• BRIEF: The required result is a line count: how many lines in this data hold the word "wanneer". Give only that.

• EXCERPTED RECORDS:
%%
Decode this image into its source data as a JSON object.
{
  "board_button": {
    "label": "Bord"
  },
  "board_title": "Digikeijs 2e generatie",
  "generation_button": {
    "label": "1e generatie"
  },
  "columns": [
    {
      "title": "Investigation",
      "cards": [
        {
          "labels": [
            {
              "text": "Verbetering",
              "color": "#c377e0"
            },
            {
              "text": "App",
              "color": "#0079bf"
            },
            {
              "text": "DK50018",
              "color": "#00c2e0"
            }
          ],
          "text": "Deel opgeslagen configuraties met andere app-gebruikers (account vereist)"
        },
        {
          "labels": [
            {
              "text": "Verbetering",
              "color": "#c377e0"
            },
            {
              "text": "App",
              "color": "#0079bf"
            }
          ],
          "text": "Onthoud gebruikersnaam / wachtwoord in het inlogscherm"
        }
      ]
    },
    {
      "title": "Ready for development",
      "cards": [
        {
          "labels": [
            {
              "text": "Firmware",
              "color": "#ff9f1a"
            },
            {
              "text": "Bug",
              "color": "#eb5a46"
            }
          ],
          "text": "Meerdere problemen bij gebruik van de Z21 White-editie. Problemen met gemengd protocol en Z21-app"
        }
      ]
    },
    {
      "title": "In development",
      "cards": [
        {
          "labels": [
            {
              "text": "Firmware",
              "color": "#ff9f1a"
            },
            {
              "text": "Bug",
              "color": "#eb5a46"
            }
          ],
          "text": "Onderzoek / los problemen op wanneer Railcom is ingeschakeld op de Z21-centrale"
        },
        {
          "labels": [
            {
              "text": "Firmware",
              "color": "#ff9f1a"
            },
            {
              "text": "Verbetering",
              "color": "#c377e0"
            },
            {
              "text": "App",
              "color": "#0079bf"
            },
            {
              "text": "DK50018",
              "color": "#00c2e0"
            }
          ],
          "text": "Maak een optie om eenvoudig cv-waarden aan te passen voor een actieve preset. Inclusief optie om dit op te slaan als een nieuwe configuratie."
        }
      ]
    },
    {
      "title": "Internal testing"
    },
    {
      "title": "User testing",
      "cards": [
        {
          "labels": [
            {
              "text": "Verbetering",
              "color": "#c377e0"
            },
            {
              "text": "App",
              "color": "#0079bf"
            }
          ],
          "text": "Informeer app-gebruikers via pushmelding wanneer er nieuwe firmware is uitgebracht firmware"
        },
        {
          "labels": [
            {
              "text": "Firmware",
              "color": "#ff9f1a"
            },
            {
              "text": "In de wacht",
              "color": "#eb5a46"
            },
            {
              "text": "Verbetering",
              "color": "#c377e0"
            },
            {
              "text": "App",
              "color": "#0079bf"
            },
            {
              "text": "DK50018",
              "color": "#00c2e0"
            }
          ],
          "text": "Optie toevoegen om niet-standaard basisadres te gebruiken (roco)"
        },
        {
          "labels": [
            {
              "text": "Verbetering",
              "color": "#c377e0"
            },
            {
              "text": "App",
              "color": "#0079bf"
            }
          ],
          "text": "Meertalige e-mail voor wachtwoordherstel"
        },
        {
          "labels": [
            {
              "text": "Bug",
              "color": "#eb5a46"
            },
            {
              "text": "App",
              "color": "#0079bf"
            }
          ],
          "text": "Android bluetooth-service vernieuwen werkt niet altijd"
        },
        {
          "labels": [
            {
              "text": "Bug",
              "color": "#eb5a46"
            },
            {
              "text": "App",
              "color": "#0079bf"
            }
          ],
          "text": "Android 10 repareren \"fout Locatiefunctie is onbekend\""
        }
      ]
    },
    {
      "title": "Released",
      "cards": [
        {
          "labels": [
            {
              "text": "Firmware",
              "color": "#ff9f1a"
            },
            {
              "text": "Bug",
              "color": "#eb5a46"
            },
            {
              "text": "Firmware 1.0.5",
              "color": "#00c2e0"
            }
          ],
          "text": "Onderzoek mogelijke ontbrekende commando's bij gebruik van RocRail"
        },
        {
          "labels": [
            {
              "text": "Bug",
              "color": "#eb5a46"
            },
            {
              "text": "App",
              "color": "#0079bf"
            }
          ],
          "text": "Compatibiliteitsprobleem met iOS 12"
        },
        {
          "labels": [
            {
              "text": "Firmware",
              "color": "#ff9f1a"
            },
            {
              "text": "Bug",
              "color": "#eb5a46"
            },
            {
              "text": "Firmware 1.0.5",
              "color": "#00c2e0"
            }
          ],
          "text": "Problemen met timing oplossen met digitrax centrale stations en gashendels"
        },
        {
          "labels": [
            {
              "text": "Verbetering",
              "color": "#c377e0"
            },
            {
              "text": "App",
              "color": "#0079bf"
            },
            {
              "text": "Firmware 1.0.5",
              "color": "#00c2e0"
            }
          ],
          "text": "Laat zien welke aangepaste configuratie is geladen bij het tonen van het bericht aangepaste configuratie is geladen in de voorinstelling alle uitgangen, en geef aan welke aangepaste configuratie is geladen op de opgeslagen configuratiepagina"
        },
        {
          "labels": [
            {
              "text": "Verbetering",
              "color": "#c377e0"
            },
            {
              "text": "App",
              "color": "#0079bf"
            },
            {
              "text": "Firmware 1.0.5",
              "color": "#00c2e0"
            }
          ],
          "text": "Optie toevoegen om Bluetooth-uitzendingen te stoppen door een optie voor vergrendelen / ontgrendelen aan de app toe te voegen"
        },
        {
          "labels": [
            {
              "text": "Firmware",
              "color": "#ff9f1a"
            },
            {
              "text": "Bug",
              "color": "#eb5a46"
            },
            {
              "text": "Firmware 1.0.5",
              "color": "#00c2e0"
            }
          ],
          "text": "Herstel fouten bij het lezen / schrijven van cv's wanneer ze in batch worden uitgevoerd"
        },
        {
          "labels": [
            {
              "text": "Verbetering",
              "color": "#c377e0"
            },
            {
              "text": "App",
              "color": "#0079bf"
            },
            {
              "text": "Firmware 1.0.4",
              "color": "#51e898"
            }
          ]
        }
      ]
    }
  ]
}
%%
• TASK ANSWER: 3